Hillsboro-Fayetteville Stagecoach RoadPosted on September 2, 2015
The Museum of Durham History’s latest installment in the Durham A-Z series is G is for Geography and Growth, on display through October 14, 2015. This exhibit highlights how Durham’s unique geography influenced how and where people travelled and settled in Durham County. In conjunction with the new exhibit, community historian David Southern writes about five colonial and pre-colonial roads that crossed Durham and the surrounding area. These old paths played an important part in shaping the Durham we travel and live in today.
Hillsboro-Fayetteville Stagecoach Road

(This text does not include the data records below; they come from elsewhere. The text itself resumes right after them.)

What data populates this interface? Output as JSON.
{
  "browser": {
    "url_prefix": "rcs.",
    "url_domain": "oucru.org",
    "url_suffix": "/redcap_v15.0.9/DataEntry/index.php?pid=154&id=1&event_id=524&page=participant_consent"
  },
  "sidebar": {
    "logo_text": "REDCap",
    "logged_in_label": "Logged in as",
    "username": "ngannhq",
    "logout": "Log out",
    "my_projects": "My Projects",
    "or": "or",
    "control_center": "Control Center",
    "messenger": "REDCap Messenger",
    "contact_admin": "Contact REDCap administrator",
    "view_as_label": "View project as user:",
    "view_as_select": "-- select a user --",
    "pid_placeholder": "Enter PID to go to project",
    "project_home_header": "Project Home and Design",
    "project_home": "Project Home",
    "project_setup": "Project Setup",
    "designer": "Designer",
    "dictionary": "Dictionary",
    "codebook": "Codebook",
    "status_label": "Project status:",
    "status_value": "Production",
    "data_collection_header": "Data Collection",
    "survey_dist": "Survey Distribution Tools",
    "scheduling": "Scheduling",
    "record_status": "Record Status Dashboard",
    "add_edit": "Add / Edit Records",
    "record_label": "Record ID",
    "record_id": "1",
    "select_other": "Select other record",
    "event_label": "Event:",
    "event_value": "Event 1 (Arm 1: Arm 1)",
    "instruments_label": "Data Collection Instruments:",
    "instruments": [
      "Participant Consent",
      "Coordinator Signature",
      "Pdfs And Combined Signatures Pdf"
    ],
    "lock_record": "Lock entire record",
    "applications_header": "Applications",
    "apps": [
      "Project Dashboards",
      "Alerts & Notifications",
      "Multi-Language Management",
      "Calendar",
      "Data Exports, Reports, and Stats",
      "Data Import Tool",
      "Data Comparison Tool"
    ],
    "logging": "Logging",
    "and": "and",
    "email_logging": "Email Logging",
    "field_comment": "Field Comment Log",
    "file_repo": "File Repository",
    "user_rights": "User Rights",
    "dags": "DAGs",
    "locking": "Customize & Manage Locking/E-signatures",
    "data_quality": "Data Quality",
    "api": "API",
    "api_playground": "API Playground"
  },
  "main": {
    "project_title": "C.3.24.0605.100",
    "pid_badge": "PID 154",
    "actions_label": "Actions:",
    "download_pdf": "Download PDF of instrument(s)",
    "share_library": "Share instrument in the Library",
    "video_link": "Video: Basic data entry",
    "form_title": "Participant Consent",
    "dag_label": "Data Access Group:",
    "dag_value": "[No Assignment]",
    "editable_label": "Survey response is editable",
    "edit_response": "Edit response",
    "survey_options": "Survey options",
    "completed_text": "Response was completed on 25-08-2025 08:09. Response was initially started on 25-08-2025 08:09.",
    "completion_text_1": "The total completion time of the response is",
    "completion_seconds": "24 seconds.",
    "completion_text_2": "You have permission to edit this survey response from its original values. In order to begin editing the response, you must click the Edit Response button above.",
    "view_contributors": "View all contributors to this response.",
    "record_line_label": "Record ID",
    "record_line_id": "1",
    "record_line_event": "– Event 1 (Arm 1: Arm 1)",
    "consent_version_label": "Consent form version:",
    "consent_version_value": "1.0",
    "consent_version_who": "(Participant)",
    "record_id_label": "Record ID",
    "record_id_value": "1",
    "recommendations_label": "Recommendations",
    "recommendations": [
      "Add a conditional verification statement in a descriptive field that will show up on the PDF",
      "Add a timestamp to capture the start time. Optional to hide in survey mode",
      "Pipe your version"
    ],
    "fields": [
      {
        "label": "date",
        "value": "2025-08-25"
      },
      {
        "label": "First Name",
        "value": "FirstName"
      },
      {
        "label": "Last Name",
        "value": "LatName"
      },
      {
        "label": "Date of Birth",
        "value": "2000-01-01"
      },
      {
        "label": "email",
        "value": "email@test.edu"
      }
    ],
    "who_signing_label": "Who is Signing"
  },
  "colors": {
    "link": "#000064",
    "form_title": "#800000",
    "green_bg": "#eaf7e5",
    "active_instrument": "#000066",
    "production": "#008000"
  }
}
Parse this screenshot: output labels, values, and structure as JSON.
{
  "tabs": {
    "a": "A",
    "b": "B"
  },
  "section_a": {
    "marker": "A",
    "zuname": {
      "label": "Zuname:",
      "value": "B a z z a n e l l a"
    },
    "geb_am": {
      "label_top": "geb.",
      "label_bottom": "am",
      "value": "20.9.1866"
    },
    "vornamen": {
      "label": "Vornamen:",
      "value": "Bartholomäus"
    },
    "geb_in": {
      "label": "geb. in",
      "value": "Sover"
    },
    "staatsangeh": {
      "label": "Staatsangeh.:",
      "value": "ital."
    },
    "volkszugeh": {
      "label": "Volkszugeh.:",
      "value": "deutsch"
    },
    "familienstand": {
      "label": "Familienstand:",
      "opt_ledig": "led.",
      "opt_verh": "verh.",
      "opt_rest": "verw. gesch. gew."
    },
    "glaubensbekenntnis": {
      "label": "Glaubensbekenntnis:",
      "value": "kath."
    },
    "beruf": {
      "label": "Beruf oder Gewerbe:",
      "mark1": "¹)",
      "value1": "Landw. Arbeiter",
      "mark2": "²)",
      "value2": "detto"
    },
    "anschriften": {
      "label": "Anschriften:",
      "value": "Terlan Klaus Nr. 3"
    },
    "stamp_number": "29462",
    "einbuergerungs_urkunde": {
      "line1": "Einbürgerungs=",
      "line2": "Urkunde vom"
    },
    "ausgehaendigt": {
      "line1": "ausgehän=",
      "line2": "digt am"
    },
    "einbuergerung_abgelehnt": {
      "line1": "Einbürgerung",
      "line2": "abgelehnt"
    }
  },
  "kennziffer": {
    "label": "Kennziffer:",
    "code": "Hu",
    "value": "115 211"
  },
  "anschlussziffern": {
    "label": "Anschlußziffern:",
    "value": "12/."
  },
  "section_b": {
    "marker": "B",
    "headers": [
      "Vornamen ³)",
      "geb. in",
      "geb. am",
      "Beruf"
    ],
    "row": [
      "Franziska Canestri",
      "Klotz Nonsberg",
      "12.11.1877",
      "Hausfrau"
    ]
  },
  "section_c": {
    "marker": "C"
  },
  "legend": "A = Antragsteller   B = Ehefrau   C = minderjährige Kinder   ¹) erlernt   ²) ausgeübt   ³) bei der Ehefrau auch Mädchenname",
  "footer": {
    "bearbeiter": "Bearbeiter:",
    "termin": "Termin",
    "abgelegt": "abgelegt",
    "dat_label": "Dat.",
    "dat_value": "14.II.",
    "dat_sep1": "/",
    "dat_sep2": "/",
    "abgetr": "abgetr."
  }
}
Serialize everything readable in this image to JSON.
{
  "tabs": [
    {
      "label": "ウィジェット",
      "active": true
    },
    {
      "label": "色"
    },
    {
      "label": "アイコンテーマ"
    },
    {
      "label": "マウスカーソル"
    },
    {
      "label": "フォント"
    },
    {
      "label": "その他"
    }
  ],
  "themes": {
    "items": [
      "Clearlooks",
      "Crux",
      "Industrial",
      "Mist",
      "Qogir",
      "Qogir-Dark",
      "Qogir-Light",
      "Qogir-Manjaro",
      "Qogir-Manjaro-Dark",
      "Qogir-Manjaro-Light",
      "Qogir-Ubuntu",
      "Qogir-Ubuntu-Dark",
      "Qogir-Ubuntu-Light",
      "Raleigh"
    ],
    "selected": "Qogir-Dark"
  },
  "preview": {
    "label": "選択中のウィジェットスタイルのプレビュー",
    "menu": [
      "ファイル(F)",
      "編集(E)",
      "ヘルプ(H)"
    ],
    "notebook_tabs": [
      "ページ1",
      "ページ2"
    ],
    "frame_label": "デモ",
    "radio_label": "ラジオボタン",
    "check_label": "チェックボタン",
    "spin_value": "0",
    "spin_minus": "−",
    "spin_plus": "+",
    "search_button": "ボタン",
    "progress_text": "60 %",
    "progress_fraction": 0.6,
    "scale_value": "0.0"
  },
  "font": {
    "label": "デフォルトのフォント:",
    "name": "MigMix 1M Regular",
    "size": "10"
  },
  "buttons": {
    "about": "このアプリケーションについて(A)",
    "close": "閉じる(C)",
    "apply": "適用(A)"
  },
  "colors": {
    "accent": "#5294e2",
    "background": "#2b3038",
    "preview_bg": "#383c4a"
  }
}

Until the twentieth century and the rise of the Piedmont Crescent, North Carolina’s most populous cities were Wilmington and Fayetteville, and in Wake, Durham, Orange, and Alamance counties numerous roads once bore the tag Fayetteville Road. Both of the Fayetteville roads in Durham county entered from the south as a single track along the course of present-day NC 751, running north from the historic O’Kelley Chapel (birthplace of one-quarter of the United Church of Christ denomination). Though much straightened for automobile traffic, the course follows that state highway north until its junction with NC 54, and at that point it then followed Garrett Road past the Jordan High School campus and across Old Chapel Hill Road to present-day US 15-501. From there it veered through the present Oak Creek shopping mall and crossed Mud Creek through farmlands and woods that have been recently developed into subdivisions. Where Pickett Road curves at the Liberty School and the road becomes a dirt track, one can see the high banks of the old pike as it passes the anteBellum Patterson-Rose house and the Orange county line in the Duke Forest. On the west side of Erwin Road, a few feet into the Duke Forest, there is a sizeable pit that marks the crossing of this road and the New Hope Road, an ancient crossroad of considerable significance.
Originally published in the News & Observer